|execute typical instruction|| 1/1,000,000,000 sec = 1 nanosec
|fetch from L1 cache memory|| 0.5 nanosec
|branch misprediction|| 5 nanosec
|fetch from L2 cache memory|| 7 nanosec
|Mutex lock/unlock|| 25 nanosec
|fetch from main memory|| 100 nanosec
|send 2K bytes over 1Gbps network|| 20,000 nanosec
|read 1MB sequentially from memory|| 250,000 nanosec
|fetch from new disk location (seek)|| 8,000,000 nanosec
|read 1MB sequentially from disk|| 20,000,000 nanosec
|send packet US to Europe and back|| 150 milliseconds = 150,000,000 nanosec
Appendix: Language Choice
Several people have asked what programming language they should learn first.
There is no one answer, but consider these points:
Given these criteria, my recommendations for a first programming
language would be Python or
but because there are so many online tutorials for it, such as
Khan Academy's tutorial.
circumstances may vary, and there are other good choices. If your
age is a single-digit, you might prefer
Alice or Squeak
or Blockly (older learners might also enjoy these). The important
thing is that you choose and get started.
- Use your friends. When asked "what operating system should
I use, Windows, Unix, or Mac?", my answer is usually: "use whatever
your friends use." The advantage you get from learning from your
friends will offset any intrinsic difference between OS, or
between programming languages. Also consider your future friends:
the community of programmers that you will be a part of if you

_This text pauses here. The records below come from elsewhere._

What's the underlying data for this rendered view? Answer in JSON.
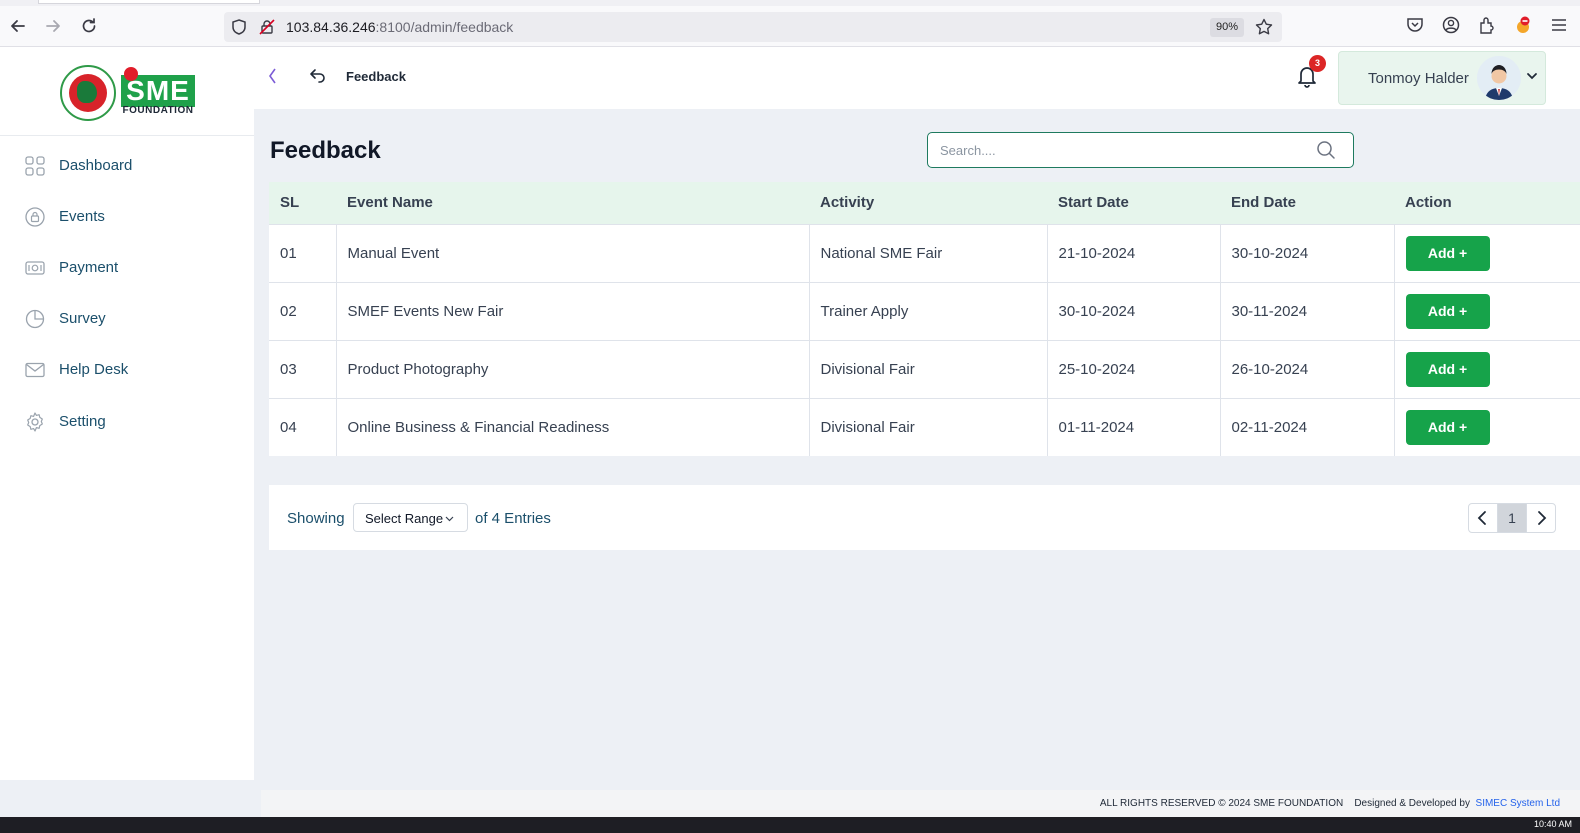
{
  "browser": {
    "url_host": "103.84.36.246",
    "url_rest": ":8100/admin/feedback",
    "zoom": "90%"
  },
  "sidebar": {
    "logo_text": "SME",
    "logo_sub": "FOUNDATION",
    "items": [
      {
        "label": "Dashboard",
        "icon": "grid-icon"
      },
      {
        "label": "Events",
        "icon": "lock-icon"
      },
      {
        "label": "Payment",
        "icon": "cash-icon"
      },
      {
        "label": "Survey",
        "icon": "pie-icon"
      },
      {
        "label": "Help Desk",
        "icon": "mail-icon"
      },
      {
        "label": "Setting",
        "icon": "gear-icon"
      }
    ]
  },
  "header": {
    "crumb": "Feedback",
    "notification_count": "3",
    "user_name": "Tonmoy Halder"
  },
  "main": {
    "title": "Feedback",
    "search_placeholder": "Search....",
    "columns": [
      "SL",
      "Event Name",
      "Activity",
      "Start Date",
      "End Date",
      "Action"
    ],
    "rows": [
      {
        "sl": "01",
        "event": "Manual Event",
        "activity": "National SME Fair",
        "start": "21-10-2024",
        "end": "30-10-2024",
        "action": "Add +"
      },
      {
        "sl": "02",
        "event": "SMEF Events New Fair",
        "activity": "Trainer Apply",
        "start": "30-10-2024",
        "end": "30-11-2024",
        "action": "Add +"
      },
      {
        "sl": "03",
        "event": "Product Photography",
        "activity": "Divisional Fair",
        "start": "25-10-2024",
        "end": "26-10-2024",
        "action": "Add +"
      },
      {
        "sl": "04",
        "event": "Online Business & Financial Readiness",
        "activity": "Divisional Fair",
        "start": "01-11-2024",
        "end": "02-11-2024",
        "action": "Add +"
      }
    ]
  },
  "pagination": {
    "showing": "Showing",
    "range": "Select Range",
    "entries": "of 4 Entries",
    "page": "1"
  },
  "footer": {
    "rights": "ALL RIGHTS RESERVED © 2024 SME FOUNDATION",
    "designed": "Designed & Developed by",
    "company": "SIMEC System Ltd"
  },
  "taskbar": {
    "clock": "10:40 AM"
  },
  "colors": {
    "primary_green": "#16a34a",
    "nav_text": "#1b4f6b",
    "header_green_bg": "#e6f5ec"
  }
}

continue. Does your chosen language have a large growing community
or a small dying one? Are there books, web sites, and online forums
to get answers from? Do you like the people in those forums?
- Keep it simple. Programming languages such as C++
and Java are designed for professional development by large teams of
experienced programmers who are concerned about the run-time efficiency of
As a result, these languages have complicated parts designed for these circumstances.
You're concerned with learning to program. You don't need that complication.
You want a language that was designed to be easy to learn and remember by a
single new programmer.
- Play. Which way would you rather learn to play the piano: the
normal, interactive way, in which you hear each note as soon as you hit a key,
or "batch" mode, in which you only hear the notes after you finish a whole song?
Clearly, interactive mode makes learning easier for the piano, and also for
programming. Insist on a language with an interactive mode and use it.
Appendix: Books and Other Resources
Several people have asked what books and web pages they should learn
from. I repeat that "book learning alone won't be enough" but I can
recommend the following:
T. Capey points out that the Complete
Problem Solver page on Amazon now has the "Teach Yourself
Bengali in 21 days" and "Teach Yourself Grammar and Style" books under the
"Customers who shopped for this item also shopped for these items"
section. I guess that a large portion of the people who look at that
book are coming from this page.
Thanks to Ross Cohen for help with Hippocrates.
Thanks to the
this page are
(Mohamed A. Yahya)
(Fabio Z. Tessitore)